As part of my studies, I am trying to wrap my mind around Alan E. Lewis’s fine book, Between Cross and Resurrection: A Theology of Holy Saturday. You will be hearing much more about this book in days to come as we move through the Lenten season and Holy Week. For today, I will share with you one of its luminous passages. The late author penned passages that cry out for contemplation. This is rich food indeed. One reviewer said, “A stunning volume… Few works of contemporary theology so wonderfully combine great learning, stylistic eloquence, and moving depth of insight,” and I concur.
Here is one such passage: for your meditation and our discussion today.
…The only way to defeat the power of sin, without denying its reality or reducing its hostility, is to go beyond it, surpassing its mighty negativity with yet more abundant creativity, its deadliness with overflowing life, its emptiness with presence and with filling.
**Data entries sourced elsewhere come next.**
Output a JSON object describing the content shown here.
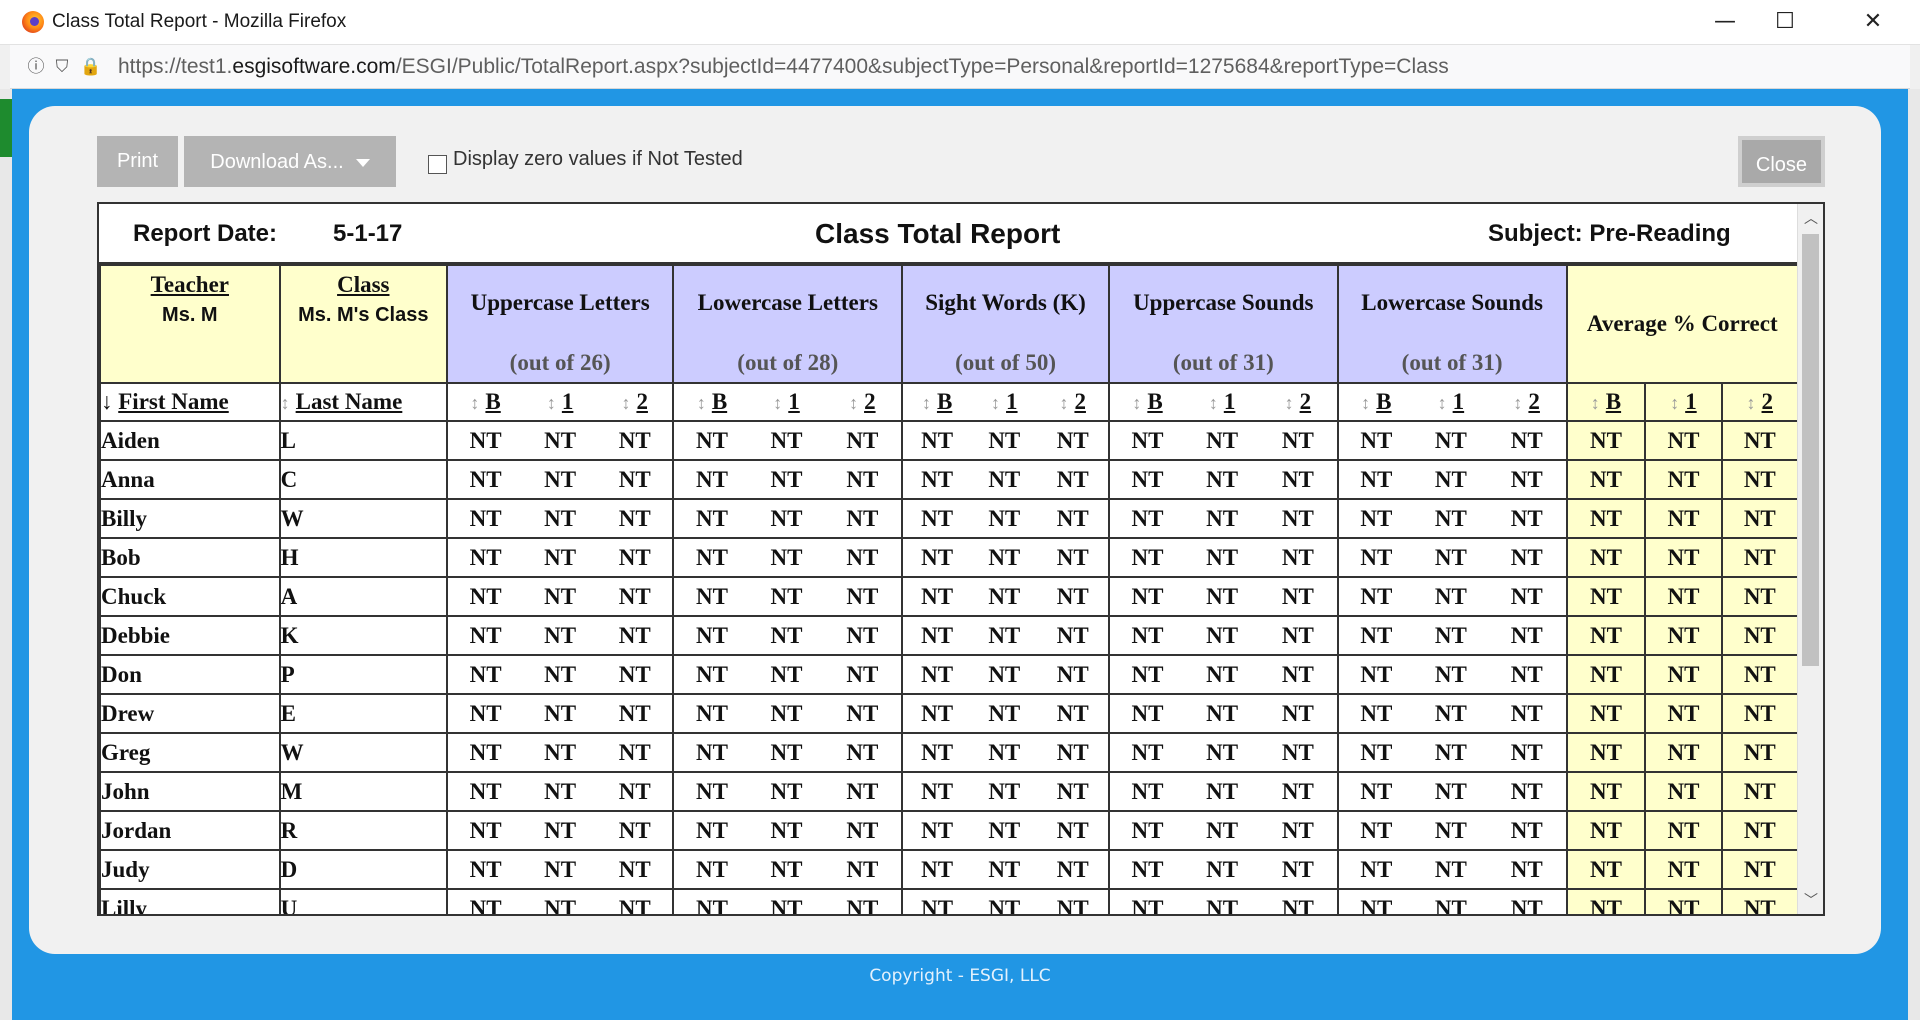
{
  "window": {
    "title": "Class Total Report - Mozilla Firefox",
    "minimize": "—",
    "maximize": "☐",
    "close": "✕"
  },
  "urlbar": {
    "url_prefix": "https://test1.",
    "url_domain": "esgisoftware.com",
    "url_path": "/ESGI/Public/TotalReport.aspx?subjectId=4477400&subjectType=Personal&reportId=1275684&reportType=Class"
  },
  "toolbar": {
    "print_label": "Print",
    "download_label": "Download As...",
    "checkbox_label": "Display zero values if Not Tested",
    "close_label": "Close"
  },
  "report": {
    "date_label": "Report Date:",
    "date_value": "5-1-17",
    "title": "Class Total Report",
    "subject": "Subject: Pre-Reading",
    "teacher_label": "Teacher",
    "teacher_value": "Ms. M",
    "class_label": "Class",
    "class_value": "Ms. M's Class",
    "groups": [
      {
        "name": "Uppercase Letters",
        "sub": "(out of 26)"
      },
      {
        "name": "Lowercase Letters",
        "sub": "(out of 28)"
      },
      {
        "name": "Sight Words (K)",
        "sub": "(out of 50)"
      },
      {
        "name": "Uppercase Sounds",
        "sub": "(out of 31)"
      },
      {
        "name": "Lowercase Sounds",
        "sub": "(out of 31)"
      }
    ],
    "average_label": "Average % Correct",
    "first_name_header": "First Name",
    "last_name_header": "Last Name",
    "sub_columns": [
      "B",
      "1",
      "2"
    ],
    "not_tested": "NT",
    "students": [
      {
        "first": "Aiden",
        "last": "L"
      },
      {
        "first": "Anna",
        "last": "C"
      },
      {
        "first": "Billy",
        "last": "W"
      },
      {
        "first": "Bob",
        "last": "H"
      },
      {
        "first": "Chuck",
        "last": "A"
      },
      {
        "first": "Debbie",
        "last": "K"
      },
      {
        "first": "Don",
        "last": "P"
      },
      {
        "first": "Drew",
        "last": "E"
      },
      {
        "first": "Greg",
        "last": "W"
      },
      {
        "first": "John",
        "last": "M"
      },
      {
        "first": "Jordan",
        "last": "R"
      },
      {
        "first": "Judy",
        "last": "D"
      },
      {
        "first": "Lilly",
        "last": "U"
      }
    ]
  },
  "footer": {
    "copyright": "Copyright - ESGI, LLC"
  },
  "colors": {
    "modal_bg": "#2196e4",
    "group_header": "#ccccff",
    "yellow": "#ffffcc"
  }
}
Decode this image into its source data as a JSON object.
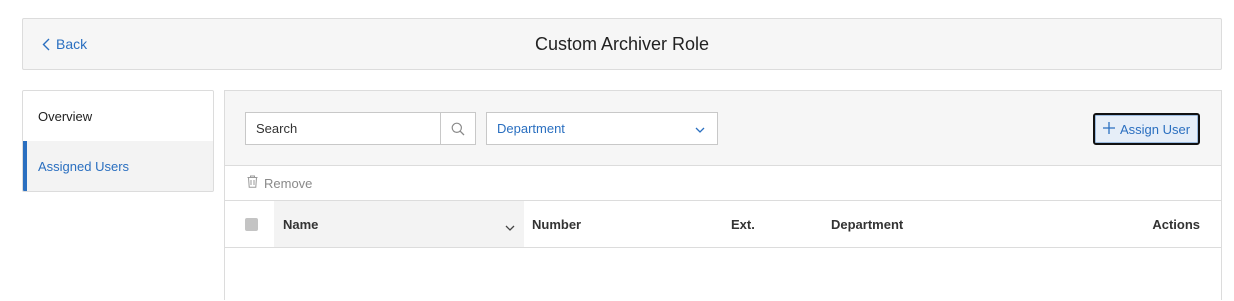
{
  "header": {
    "back_label": "Back",
    "title": "Custom Archiver Role"
  },
  "sidebar": {
    "items": [
      {
        "label": "Overview",
        "active": false
      },
      {
        "label": "Assigned Users",
        "active": true
      }
    ]
  },
  "toolbar": {
    "search_placeholder": "Search",
    "department_select": "Department",
    "assign_label": "Assign User"
  },
  "actions": {
    "remove_label": "Remove"
  },
  "table": {
    "columns": [
      "Name",
      "Number",
      "Ext.",
      "Department",
      "Actions"
    ],
    "rows": []
  },
  "colors": {
    "accent": "#2a6fc0",
    "panel_bg": "#f6f6f6",
    "border": "#dcdcdc"
  }
}
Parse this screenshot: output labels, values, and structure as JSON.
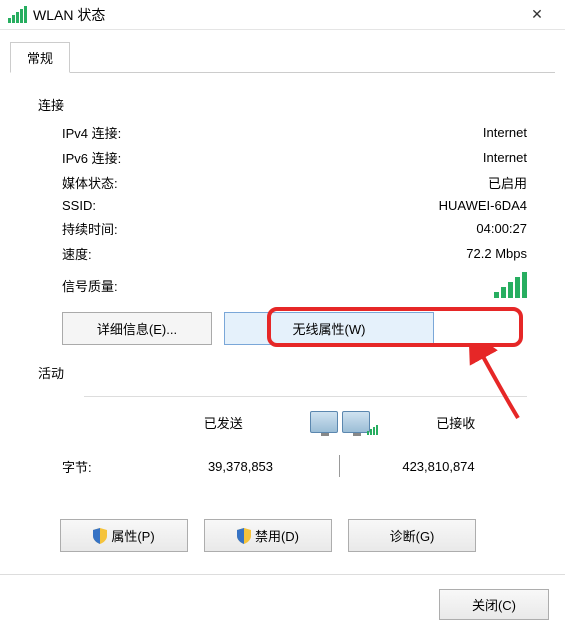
{
  "window": {
    "title": "WLAN 状态"
  },
  "tabs": {
    "general": "常规"
  },
  "connection": {
    "section_label": "连接",
    "ipv4_label": "IPv4 连接:",
    "ipv4_value": "Internet",
    "ipv6_label": "IPv6 连接:",
    "ipv6_value": "Internet",
    "media_label": "媒体状态:",
    "media_value": "已启用",
    "ssid_label": "SSID:",
    "ssid_value": "HUAWEI-6DA4",
    "duration_label": "持续时间:",
    "duration_value": "04:00:27",
    "speed_label": "速度:",
    "speed_value": "72.2 Mbps",
    "signal_label": "信号质量:"
  },
  "buttons": {
    "details": "详细信息(E)...",
    "wireless_props": "无线属性(W)",
    "properties": "属性(P)",
    "disable": "禁用(D)",
    "diagnose": "诊断(G)",
    "close": "关闭(C)"
  },
  "activity": {
    "section_label": "活动",
    "sent_label": "已发送",
    "received_label": "已接收",
    "bytes_label": "字节:",
    "bytes_sent": "39,378,853",
    "bytes_received": "423,810,874"
  }
}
This is surely the core of faith’s good news, but also its great difficulty. The protest of unbelief is that the world is godless and unjust, a place of lovelessness, iniquity, and pain. Faith, by contrast, hears and speaks a word of promise — that nothing, however evil, can separate us from God’s love, so that the world’s sure destiny is peace and joy. Yet that confidence itself contains the temptation so to proclaim the world’s salvation as to take no longer seriously its distancing from God through suffering, sin, and death. There is a “faith” which has forgotten what it is to doubt; a way of hearing which no longer listens to the silence; a certainty that God is close which dares not look into eyes still haunted by divine remoteness; a hope for some glory other than a crown of thorns.
Such supposed but cowardly and inauthentic faith and hope has failed to wrestle with the conundrum of the grave, evading the possibility that God is God among the suffering and dying, and that the King who rules the world is only a wounded lamb that has been slain….